“WHAT?” roared the General. He snatched the clothes from Ashton and checked them himself, ripping the pockets open and turning them inside out. But there was nothing. Not a scrap of paper, not even a single letter that had been scratched or written or woven into the cloth. The General trembled with rage as he threw the clothes down and stomped on them. The dust and grit on the ground mixed with the bright colour of the shirt until it resembled an old rag.
“That is what I think of your rebel army,” he said, his voice choked with fury. He stepped closer to the man.
“And this, is what I think of you.” He spat on the man’s face.
There was a loud gasp as the townsfolk who had been watching so far started to murmur among themselves. Ashton glanced at them and saw a lot of angry faces.
“General,” he said quietly. “We had better go before the crowd turns into a mob.”
The General was still looking at the man with the mole, who had not uttered a word. He simply wiped the spit off his cheek with the back of his hand and stared back at the General. Ashton made an impatient noise and picked up the man’s clothes from the ground. He threw them in his face.
“We will find your army,” said Ashton. “Justice will be done.”
The man put on his clothes silently and turned back without a word. The foot soldiers looked at the General, who nodded. The man walked away from their sight and was soon swallowed by the crowd.

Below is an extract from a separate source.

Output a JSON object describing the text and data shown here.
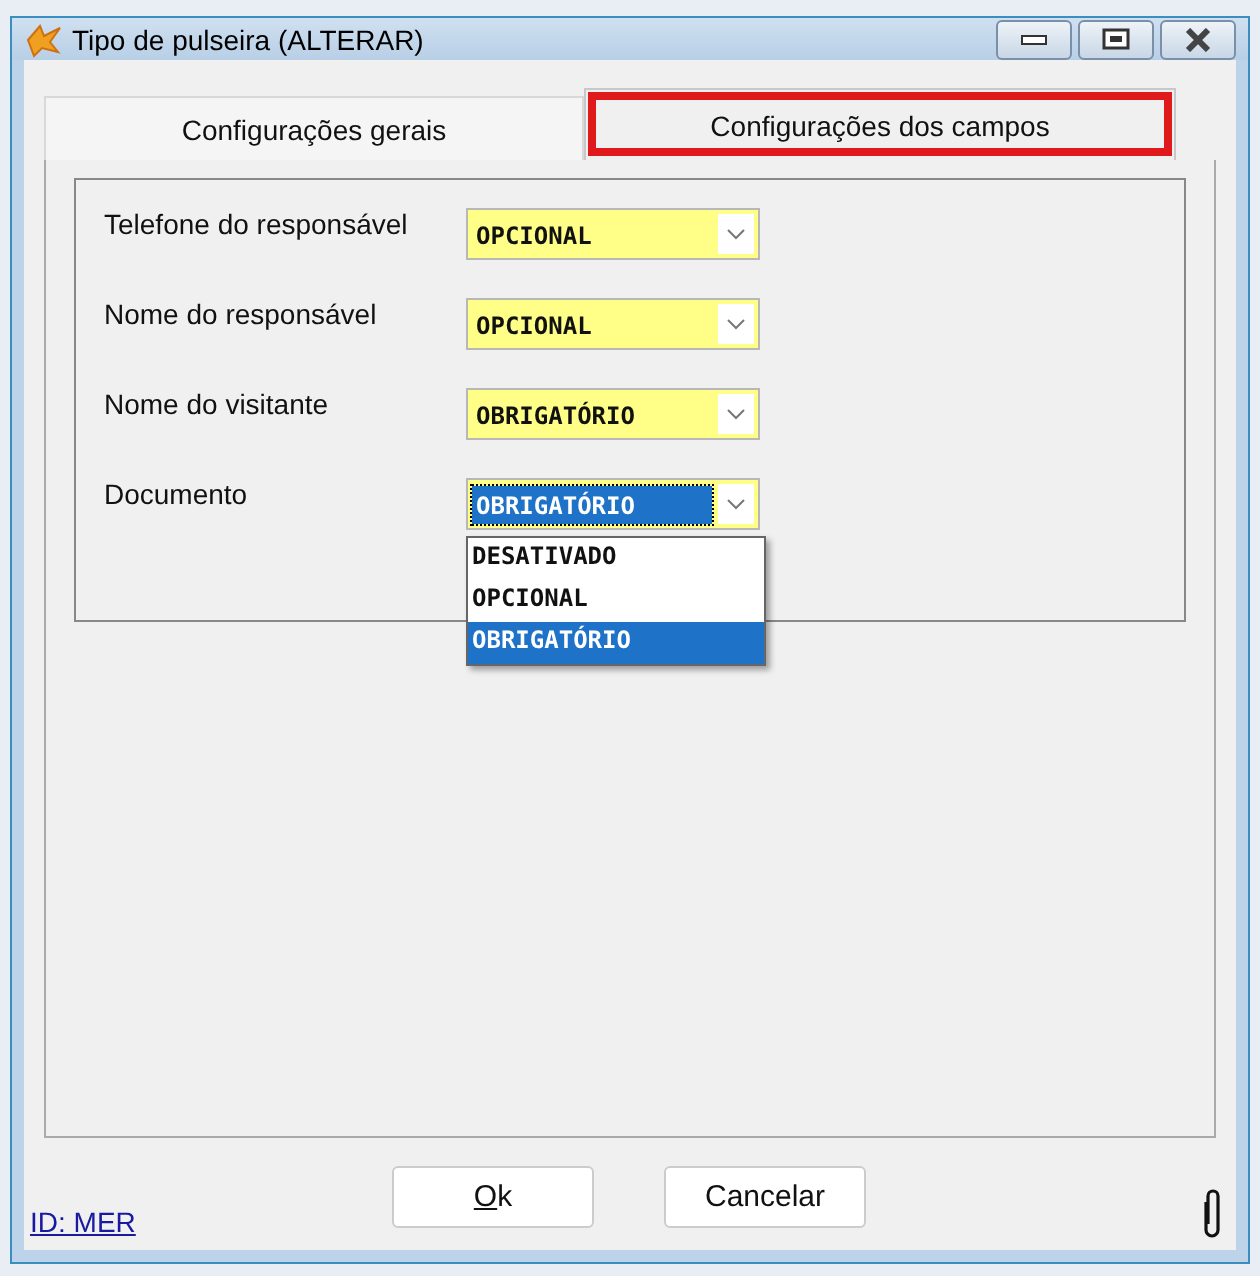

“Let’s go, General.” said Ashton. The General was literally shaking in anger. Large veins were popping in his neck as he walked swiftly away from them. Ashton hoped none of the rookie soldiers would bear the brunt of his anger.
He sighed and looked into the crowd in front of him, trying to spot the man with the mole on his cheek. He had long disappeared. Ashton smiled.
The man with the mole walked swiftly, sidestepping people deftly. He didn’t look back, but his ears were strained to pick up the sound of the boots of the soldiers. He didn’t hear a thing. He rounded a corner and stepped into an alley. He leant against the wall and let out a slow breath.
He slipped two fingers into the sleeve-fold of his shirt and pulled out a piece of paper. He flattened it on his palm and held it to the light. There were only three words on it: Fisherman’s Cove, Midnight. He nodded as he thought back to a few minutes ago. The General, dressed up in his tight military uniform, looking like he was about to explode. The foot-soldiers, giving anxious looks at the crowd that had suddenly turned angry.
Ashton – picking up his soiled shirt from the ground, and slipping the paper inside the sleeve when nobody was looking. The man with the mole smiled, remembering what Ashton had said.
“Justice will be done,” he whispered slowly. He crushed the paper in his hand and put it into his mouth. He chewed thrice and swallowed.